- _EXERCISE DESCRIPTION_
Going line by line through the data below, report how many lines include the word "Power", with nothing added.

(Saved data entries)
=== Begin Enclosure ===
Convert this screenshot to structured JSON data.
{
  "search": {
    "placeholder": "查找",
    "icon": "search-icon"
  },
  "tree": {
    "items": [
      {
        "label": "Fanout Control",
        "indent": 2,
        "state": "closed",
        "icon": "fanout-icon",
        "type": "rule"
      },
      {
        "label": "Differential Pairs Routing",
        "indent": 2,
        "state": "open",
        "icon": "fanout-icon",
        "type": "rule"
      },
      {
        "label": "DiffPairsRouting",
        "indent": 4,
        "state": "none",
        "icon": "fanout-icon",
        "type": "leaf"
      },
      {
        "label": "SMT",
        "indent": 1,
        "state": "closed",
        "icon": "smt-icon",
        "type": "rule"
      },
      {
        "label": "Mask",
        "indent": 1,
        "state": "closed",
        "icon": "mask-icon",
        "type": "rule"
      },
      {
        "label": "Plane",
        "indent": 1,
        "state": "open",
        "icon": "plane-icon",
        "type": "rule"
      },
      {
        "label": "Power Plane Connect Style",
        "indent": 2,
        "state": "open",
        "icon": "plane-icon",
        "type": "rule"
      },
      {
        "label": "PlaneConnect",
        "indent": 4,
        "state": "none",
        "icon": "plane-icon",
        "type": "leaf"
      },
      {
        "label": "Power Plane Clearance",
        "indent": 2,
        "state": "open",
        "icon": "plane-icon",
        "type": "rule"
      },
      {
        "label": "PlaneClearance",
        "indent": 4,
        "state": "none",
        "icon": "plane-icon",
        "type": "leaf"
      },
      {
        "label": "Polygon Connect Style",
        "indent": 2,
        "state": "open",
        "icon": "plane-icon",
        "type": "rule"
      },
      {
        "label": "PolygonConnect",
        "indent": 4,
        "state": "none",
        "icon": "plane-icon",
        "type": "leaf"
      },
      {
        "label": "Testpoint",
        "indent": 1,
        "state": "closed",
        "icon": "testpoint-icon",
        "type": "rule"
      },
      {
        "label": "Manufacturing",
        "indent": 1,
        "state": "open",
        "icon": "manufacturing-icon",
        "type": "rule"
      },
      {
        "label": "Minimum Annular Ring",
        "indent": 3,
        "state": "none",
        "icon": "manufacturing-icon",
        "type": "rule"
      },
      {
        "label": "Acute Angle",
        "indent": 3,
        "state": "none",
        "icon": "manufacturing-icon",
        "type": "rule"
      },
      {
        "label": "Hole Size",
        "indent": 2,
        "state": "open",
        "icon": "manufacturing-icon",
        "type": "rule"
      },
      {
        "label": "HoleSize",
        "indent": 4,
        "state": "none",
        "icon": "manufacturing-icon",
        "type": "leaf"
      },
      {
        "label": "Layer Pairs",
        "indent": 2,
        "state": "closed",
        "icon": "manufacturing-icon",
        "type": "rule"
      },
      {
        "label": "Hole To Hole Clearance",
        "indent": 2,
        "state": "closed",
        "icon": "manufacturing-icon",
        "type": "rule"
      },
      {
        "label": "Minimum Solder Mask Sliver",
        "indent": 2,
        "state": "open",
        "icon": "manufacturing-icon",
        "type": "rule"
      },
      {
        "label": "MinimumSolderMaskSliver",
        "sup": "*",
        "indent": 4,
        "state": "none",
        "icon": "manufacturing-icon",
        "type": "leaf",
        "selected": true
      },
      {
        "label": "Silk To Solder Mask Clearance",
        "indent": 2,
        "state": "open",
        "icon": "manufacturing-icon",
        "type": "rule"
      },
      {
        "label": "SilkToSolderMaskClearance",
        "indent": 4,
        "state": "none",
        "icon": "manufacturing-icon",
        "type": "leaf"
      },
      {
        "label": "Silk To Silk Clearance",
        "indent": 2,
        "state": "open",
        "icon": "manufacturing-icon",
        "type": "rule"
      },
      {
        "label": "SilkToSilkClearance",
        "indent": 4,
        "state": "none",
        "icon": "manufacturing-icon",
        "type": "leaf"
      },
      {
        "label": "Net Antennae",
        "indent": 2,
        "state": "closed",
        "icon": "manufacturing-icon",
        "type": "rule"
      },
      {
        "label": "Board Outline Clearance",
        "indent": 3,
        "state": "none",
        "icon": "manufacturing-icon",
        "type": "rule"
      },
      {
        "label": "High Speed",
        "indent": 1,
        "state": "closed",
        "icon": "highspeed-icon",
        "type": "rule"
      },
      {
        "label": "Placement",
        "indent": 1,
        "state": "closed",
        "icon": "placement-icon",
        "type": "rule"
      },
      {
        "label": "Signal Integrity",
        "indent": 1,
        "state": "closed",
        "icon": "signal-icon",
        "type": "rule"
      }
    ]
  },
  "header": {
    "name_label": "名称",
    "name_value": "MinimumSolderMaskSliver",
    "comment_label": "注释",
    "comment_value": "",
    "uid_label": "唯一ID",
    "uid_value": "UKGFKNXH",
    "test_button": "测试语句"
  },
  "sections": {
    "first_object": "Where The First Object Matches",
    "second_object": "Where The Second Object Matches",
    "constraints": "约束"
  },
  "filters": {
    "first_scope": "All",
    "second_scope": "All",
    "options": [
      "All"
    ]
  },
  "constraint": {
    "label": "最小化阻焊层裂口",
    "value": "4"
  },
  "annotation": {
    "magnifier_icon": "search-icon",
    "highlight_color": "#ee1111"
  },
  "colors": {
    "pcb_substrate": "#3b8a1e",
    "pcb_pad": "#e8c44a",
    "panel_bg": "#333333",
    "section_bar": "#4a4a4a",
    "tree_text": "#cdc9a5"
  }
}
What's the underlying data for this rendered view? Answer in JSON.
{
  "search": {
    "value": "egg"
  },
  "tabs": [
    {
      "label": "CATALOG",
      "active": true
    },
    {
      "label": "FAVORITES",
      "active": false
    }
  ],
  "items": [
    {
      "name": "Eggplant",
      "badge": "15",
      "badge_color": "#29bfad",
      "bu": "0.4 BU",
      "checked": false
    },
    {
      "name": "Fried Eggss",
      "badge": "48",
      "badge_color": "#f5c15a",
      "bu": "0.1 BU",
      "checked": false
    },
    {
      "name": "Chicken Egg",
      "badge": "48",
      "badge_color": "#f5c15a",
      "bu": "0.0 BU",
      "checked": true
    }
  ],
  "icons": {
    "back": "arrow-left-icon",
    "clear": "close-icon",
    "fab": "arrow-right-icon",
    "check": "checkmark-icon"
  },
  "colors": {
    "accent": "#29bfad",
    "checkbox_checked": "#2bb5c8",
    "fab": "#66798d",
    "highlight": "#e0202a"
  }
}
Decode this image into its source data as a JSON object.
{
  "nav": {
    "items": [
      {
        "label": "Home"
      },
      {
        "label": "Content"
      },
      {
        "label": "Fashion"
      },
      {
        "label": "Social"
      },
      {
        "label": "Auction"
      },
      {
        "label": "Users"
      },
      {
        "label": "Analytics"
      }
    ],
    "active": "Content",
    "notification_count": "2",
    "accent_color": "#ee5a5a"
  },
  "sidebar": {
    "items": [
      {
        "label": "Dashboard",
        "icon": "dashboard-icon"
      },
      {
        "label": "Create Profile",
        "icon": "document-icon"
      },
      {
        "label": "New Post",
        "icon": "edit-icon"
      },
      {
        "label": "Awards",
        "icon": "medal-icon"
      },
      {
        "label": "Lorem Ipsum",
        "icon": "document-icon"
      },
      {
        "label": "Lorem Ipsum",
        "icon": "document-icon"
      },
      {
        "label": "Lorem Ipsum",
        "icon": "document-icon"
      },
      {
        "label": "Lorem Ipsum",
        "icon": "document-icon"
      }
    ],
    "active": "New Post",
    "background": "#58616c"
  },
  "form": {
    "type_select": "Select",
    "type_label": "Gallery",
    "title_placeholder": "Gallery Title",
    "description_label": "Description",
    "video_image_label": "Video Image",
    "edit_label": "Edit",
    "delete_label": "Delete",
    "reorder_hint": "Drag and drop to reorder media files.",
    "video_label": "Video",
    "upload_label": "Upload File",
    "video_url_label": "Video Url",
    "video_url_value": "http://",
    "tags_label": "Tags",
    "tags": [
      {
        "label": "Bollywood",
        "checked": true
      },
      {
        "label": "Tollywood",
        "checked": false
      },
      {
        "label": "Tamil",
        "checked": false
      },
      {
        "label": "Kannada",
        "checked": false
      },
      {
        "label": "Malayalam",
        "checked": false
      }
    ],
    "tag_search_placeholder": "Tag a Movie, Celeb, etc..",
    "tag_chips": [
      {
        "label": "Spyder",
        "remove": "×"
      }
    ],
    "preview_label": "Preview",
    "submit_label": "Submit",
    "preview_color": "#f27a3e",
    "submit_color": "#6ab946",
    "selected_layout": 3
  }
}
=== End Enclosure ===
- _SOLUTION FOR THIS EXERCISE_
2